Nepal’s Minister of Foreign Affairs Mahendra Bahadur Pandey had voiced his concern over the impact of a major earthquake only last month when he addressed the 3rd UN World Conference on Disaster Risk Reduction in Sendai, Japan.
“We are seriously concerned that Nepal continues to remain one of the most vulnerable countries in the world to disasters such as earthquakes, flooding, landslides, glacial lake outburst floods,” the minister told the World Conference. “It is also estimated that the human loss in the Kathmandu Valley alone should there be a major seismic event will be catastrophic,” he added.
Nepal is no stranger to earthquakes. The deadliest on record was in 1934, when an 8.4-magnitude quake claimed more than 8,000 lives and levelled around 70 percent of the buildings in the Kathmandu Valley.
Population growth and urbanization has put even more people in harm’s way, with conservative estimates putting the potential toll from a similarly-powerful earthquake as in 1934 at more than 100,000 dead, 200,000 injured and up to two million displaced.
Given the scale and range of hazards faced by Nepal, the government in 2009 launched the Nepal Risk Reduction Consortium (NRRC) along with international organizations.
The goal of the NRRC is to coordinate much-needed disaster risk reduction efforts, along with partners including UNISDR, the United Nations Development Programme, the UN Office for the Coordination of Humanitarian Affairs, the Asian Development Bank, the International Federation of the Red Cross and Red Crescent Societies and the World Bank. Since its creation, the NRRC has expanded to include the World Heath Organization and the aid agencies of Australia, Britain and the European Union, as well as Japan and the United States.
Annual spending on disaster risk reduction in Nepal grew from barely US$8 million almost decade ago to around US$40 million in 2013.
The country is now regarded as a world leader in confronting disaster risk, with the NRRC providing a model for uniting humanitarian and development partners with financial institutions in partnership with the government of Nepal in order to reduce vulnerability.
The national disaster risk reduction plan developed by the NRRC has five priority areas: school and hospital safety; emergency preparedness and response; flood management in the Koshi river basin; community based disaster risk management; and policy and institutional support for disaster risk management.
Under the NRRC programmes, Nepal has made strides in the retrofitting of schools and hospitals to make them earthquake-resistant, as well as creating local-level disaster preparedness and response plans, setting up scores of evacuation sites for people displaced by quakes, and setting up a flood forecasting service.
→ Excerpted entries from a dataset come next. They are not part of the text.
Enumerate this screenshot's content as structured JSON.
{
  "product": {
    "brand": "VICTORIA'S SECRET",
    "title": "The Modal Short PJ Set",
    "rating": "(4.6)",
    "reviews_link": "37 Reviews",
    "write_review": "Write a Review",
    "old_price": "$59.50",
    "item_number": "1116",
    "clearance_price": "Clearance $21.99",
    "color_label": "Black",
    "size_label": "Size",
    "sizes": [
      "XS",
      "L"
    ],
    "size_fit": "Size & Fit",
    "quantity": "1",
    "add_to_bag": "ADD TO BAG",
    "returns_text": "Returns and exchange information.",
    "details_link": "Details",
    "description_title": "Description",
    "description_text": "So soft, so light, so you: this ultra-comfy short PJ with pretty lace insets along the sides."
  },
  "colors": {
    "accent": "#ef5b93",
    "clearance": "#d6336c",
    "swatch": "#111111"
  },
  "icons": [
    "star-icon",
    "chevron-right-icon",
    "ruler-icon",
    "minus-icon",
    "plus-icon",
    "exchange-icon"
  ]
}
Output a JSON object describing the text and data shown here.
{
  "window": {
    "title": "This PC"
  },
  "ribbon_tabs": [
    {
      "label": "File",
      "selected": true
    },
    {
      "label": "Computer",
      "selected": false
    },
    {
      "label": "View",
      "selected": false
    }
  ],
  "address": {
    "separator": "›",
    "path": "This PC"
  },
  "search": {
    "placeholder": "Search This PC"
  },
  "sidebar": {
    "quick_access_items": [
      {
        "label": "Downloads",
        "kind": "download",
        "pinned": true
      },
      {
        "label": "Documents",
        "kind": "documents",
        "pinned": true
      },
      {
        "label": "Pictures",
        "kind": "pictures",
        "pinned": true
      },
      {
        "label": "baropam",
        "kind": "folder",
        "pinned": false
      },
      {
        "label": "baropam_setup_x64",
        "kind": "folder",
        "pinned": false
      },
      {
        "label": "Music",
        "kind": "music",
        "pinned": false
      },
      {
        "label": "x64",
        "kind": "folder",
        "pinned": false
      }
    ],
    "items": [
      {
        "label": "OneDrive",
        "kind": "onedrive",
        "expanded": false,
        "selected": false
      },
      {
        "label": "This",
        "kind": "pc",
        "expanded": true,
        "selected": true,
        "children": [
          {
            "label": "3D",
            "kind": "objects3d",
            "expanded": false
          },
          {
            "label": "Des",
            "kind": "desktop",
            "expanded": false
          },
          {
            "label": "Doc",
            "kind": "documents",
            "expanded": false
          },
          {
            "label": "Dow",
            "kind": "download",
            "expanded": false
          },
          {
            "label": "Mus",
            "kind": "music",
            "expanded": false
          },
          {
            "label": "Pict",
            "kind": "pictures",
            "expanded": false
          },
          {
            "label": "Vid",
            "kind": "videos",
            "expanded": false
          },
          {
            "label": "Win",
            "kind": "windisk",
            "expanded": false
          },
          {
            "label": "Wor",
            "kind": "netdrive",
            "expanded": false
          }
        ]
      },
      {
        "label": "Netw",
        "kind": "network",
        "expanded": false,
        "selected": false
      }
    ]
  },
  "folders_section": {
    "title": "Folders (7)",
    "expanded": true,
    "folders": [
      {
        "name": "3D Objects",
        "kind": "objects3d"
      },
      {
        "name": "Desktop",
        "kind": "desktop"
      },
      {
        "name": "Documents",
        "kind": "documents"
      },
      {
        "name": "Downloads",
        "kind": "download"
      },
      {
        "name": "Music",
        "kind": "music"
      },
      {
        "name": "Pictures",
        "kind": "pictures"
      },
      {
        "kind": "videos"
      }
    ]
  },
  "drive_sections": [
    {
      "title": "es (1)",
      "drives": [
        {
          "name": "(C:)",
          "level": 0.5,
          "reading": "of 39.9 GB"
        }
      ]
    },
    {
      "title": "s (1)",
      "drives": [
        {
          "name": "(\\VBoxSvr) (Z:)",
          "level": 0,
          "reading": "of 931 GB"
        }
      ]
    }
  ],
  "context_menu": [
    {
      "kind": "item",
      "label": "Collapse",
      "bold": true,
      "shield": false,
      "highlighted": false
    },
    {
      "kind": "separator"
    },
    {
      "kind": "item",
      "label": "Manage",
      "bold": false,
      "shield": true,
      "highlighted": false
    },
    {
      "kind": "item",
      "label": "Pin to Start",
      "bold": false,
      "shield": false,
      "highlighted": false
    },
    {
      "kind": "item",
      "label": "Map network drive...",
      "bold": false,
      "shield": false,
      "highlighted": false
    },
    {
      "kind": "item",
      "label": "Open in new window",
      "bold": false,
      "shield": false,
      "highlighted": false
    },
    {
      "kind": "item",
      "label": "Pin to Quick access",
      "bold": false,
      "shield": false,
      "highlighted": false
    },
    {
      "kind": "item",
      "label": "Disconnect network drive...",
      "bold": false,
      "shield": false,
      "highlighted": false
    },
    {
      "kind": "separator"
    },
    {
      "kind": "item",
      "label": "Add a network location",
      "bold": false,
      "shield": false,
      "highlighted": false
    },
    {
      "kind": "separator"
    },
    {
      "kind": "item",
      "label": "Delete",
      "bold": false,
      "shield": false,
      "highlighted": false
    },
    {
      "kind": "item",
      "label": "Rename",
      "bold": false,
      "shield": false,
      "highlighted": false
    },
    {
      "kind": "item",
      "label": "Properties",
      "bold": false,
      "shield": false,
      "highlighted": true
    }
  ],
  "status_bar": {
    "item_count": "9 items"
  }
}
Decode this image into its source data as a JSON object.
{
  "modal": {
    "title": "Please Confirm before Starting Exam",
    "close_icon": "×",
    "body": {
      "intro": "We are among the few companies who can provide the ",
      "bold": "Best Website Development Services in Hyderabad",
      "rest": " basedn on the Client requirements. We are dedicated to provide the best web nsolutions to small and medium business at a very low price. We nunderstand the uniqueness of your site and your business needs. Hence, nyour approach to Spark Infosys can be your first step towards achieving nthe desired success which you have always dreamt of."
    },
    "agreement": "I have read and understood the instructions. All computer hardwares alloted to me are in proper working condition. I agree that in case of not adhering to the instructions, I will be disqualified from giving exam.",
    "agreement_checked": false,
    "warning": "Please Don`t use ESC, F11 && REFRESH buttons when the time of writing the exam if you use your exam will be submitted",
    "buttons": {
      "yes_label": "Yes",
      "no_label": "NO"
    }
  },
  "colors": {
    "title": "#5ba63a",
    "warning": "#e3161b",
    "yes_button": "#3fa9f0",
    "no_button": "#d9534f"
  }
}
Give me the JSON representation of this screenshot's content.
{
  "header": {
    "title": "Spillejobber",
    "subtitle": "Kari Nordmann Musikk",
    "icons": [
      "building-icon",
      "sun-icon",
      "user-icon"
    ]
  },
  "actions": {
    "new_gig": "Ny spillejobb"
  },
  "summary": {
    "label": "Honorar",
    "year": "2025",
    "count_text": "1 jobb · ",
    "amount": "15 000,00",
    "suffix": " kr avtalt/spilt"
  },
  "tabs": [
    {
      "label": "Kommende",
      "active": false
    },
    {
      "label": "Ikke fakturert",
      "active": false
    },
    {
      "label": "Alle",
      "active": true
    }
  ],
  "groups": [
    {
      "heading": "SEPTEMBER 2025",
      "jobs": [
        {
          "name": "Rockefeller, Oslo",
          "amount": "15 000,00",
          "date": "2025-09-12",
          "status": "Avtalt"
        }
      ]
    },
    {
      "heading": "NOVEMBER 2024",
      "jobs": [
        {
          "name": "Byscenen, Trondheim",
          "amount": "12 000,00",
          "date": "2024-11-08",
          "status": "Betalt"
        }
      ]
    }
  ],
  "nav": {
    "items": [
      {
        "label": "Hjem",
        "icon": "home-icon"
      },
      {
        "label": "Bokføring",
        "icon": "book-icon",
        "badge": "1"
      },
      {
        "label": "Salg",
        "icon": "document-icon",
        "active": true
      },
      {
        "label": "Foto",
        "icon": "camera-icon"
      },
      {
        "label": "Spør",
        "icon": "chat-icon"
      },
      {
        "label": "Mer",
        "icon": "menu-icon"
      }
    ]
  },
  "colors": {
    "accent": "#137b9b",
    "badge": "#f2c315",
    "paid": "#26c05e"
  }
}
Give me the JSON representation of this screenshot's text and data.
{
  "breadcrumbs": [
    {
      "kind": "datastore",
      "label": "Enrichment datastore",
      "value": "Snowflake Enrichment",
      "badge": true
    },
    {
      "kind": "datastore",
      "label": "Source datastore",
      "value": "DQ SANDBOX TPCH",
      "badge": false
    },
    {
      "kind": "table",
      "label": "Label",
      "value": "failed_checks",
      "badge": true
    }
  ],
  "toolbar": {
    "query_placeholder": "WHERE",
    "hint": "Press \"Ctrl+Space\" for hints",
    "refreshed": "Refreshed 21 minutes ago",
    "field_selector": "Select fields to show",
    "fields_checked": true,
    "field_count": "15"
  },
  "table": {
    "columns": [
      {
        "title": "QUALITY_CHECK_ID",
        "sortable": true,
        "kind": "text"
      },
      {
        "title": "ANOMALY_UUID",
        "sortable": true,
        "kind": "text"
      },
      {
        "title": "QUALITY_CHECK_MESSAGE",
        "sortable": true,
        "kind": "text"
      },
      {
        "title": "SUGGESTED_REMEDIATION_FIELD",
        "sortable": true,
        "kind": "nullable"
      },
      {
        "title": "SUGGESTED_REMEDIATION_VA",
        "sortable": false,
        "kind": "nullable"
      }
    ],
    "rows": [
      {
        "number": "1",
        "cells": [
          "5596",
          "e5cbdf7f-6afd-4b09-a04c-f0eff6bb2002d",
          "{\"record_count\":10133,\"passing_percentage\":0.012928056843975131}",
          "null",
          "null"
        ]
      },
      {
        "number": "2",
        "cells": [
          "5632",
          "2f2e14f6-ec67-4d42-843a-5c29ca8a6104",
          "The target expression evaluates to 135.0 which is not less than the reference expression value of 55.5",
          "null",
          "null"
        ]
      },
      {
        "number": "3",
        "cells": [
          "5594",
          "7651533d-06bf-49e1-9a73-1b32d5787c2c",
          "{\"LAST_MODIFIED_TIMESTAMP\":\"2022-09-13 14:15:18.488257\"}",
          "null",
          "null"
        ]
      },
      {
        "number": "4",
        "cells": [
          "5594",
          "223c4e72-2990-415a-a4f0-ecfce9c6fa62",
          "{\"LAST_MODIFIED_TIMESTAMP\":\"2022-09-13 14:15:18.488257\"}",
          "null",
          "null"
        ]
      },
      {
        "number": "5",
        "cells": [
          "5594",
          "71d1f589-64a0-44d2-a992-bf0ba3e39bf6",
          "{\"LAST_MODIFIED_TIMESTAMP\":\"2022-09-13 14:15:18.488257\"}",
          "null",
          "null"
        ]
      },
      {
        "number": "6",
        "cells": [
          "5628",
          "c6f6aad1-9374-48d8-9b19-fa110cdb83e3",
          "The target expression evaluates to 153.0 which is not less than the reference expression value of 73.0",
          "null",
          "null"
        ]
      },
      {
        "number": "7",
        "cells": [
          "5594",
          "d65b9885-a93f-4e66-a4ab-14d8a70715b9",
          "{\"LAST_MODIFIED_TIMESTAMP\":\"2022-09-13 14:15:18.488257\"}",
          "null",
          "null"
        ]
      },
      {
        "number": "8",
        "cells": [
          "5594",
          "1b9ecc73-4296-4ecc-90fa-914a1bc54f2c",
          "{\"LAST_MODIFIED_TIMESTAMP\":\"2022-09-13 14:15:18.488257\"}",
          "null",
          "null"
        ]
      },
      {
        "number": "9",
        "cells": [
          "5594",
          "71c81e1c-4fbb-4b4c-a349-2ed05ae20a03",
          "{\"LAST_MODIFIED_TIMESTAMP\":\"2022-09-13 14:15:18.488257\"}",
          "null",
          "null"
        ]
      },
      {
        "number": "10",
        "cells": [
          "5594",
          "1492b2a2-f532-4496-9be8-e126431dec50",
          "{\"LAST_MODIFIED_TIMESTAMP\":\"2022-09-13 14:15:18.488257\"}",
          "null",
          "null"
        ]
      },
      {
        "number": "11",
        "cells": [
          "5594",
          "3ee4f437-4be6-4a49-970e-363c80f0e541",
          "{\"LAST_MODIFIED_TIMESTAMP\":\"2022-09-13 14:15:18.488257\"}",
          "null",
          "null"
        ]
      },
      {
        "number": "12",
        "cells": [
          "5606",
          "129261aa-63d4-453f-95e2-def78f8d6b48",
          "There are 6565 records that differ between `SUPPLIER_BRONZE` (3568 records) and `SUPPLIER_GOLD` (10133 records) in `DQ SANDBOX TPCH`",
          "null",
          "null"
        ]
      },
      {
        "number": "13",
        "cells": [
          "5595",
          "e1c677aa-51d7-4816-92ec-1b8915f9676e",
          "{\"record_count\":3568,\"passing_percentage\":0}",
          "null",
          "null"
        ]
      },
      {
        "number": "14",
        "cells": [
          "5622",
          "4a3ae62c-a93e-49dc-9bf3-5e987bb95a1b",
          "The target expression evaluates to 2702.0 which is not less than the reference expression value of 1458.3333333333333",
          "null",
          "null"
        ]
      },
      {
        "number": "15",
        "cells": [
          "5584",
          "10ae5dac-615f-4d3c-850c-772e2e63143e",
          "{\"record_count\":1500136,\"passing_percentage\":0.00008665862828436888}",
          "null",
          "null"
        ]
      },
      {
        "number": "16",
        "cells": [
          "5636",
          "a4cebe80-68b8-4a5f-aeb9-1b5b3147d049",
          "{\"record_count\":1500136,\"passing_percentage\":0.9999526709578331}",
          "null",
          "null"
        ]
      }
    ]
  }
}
Such programmes have helped the country improve its preparedness, but also laid bare the persistent challenges faced by Nepal, notably those caused by unplanned urbanization and a failure to respect building codes.
The NRRC launched an innovative project in 2014, called Remittances and Earthquake Risk Project, to look at potential links between the funds that migrants send back for property development and unsafe building practices.
Immediately after the earthquake, the NRRC swung into action on social media, tweeting: “EQ tip: when the shaking stops, stay away from brick walls, buildings and rubble #BePrepared.”